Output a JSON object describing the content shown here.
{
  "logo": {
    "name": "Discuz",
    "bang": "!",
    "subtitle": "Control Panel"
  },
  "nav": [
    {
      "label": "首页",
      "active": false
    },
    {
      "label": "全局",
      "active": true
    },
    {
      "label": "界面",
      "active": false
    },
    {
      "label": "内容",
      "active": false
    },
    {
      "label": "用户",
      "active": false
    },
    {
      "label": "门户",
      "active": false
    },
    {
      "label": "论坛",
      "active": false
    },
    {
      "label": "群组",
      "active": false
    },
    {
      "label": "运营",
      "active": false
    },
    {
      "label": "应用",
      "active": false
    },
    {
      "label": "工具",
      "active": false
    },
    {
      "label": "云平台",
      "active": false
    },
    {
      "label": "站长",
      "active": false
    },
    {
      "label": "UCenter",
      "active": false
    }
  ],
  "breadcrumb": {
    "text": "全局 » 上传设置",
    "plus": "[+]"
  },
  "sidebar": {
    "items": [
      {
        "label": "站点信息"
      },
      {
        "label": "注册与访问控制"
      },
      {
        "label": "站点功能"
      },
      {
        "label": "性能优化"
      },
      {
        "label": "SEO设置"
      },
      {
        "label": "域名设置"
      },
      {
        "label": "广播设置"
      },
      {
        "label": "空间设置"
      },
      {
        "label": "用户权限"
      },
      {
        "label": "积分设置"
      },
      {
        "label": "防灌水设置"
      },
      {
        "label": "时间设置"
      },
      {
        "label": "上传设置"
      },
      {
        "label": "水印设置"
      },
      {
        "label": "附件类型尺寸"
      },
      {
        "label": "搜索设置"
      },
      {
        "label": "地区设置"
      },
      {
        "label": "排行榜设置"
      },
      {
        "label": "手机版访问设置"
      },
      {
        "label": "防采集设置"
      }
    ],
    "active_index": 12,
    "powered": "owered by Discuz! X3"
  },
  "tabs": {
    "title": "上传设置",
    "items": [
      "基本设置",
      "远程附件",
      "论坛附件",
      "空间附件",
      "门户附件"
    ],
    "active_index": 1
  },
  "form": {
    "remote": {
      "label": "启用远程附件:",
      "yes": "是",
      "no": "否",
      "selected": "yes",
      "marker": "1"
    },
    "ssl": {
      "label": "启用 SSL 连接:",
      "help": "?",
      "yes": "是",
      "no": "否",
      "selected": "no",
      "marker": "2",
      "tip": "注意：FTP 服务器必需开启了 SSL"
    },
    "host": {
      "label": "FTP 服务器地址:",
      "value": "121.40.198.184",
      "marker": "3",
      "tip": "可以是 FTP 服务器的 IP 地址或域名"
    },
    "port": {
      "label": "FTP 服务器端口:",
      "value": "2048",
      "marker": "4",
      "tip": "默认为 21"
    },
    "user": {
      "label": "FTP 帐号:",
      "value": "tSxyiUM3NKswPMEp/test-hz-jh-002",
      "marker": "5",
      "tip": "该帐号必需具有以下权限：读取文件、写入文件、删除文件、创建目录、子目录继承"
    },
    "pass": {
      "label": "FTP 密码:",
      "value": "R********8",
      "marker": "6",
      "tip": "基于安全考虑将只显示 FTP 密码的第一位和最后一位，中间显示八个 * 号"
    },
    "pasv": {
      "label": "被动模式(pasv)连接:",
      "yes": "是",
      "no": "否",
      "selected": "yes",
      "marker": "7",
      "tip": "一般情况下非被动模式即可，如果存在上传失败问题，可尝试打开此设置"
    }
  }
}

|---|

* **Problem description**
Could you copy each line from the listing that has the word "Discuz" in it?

* **Exercise solution**
    "name": "Discuz",
    "powered": "owered by Discuz! X3"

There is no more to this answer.